Some of you may be familiar with the term fractional reserve banking. It describes the structure of virtually all banks in existence today.  Laws require that your bank keep about a tenth of deposits on reserve while loaning out the rest. Obviously, if all bank account holders show up at one time to demand their money, the bank cannot cover the demands. This is called a bank run, which was famously depicted in the Jimmy Stewart movie It's a Wonderful Life. I would like to coin a new term to describe our current Healthcare System: Fractional Reserve Medicine.  

Our Latest Blog Entries

  • Breaking The Heart Disease Riddle

    Recently, I received tragic news. One of my high school classmates in the prime of his life had died suddenly of a heart attack. He was an outgoing, charismatic father, a Mississippi Highway Patrolman and an all-around likeable guy living and enjoying life to the fullest. He had no prior history of heart disease. And just like that in a blink of an eye, he was gone.
  • The 15-Minute Office Visit: A History--And An Autopsy

    Have you ever considered the origins of the "15-minute office visit" and how we arrived at it as the benchmark for a health care visit? In my earlier days as a primary care doctor working in a traditional medical clinic, I recall receiving a productivity report every month.  This report ranked every doctor in the group by the volume of patients seen, the total fees charged, and most importantly, patients seen per hour.  
  • The Day the Squirrel(s) Went Berserk

    I once knew a fellow who was fond of saying, "Two is one and one is none."  Basically, he was saying that you should always have a backup. In this world where we are increasingly dependent on computers, databases, networks, and wireless communication, it becomes even more of an imperative.  
  • My Story

    Like most people, my beginnings were humble.  As a young child, I remembered our small home next to a canal in deep south Florida where my mother and fraternal twin brother resided.  My earliest, fondest memories were of visiting my grandparents and walking to my elementary school just a few blocks away with friends. Then in 1978, things suddenly changed.  My mother was remarrying, so we were loading everything up in a U-Haul truck for a 2 day trip to our new hometown, Carthage, Mississippi, where I would grow up for the next 11 years.  It was in this sleepy central Mississippi town where I decided I wanted to be a family doctor, having been inspired by its highly regarded local family physicians, Dr. Frank Bowen, Dr. Loutrelle Stribling, and Dr. Jack Scott.  
  • Fractional Reserve Medicine

    Some of you may be familiar with the term fractional reserve banking. It describes the structure of virtually all banks in existence today.  Laws require that your bank keep about a tenth of deposits on reserve while loaning out the rest. Obviously, if all bank account holders show up at one time to demand their money, the bank cannot cover the demands.

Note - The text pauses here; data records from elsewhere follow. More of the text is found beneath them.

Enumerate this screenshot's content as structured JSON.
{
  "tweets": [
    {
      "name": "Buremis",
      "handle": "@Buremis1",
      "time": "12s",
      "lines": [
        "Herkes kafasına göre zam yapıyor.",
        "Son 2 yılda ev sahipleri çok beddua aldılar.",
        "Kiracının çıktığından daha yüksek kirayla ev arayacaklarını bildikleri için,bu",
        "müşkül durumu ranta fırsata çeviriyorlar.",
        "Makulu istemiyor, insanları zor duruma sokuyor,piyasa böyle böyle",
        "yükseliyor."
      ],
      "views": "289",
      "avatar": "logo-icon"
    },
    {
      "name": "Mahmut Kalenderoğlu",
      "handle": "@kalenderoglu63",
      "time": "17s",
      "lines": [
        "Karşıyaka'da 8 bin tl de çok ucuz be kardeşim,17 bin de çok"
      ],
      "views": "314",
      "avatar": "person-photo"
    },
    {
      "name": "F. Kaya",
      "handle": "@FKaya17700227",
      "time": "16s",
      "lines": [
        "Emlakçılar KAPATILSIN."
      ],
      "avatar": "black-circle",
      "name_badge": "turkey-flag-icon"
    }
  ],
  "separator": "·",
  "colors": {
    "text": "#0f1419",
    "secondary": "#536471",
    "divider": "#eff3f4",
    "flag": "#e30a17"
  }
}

This is called a bank run, which was famously depicted in the Jimmy Stewart movie It's a Wonderful Life. I would like to coin a new term to describe our current Healthcare System: Fractional Reserve Medicine.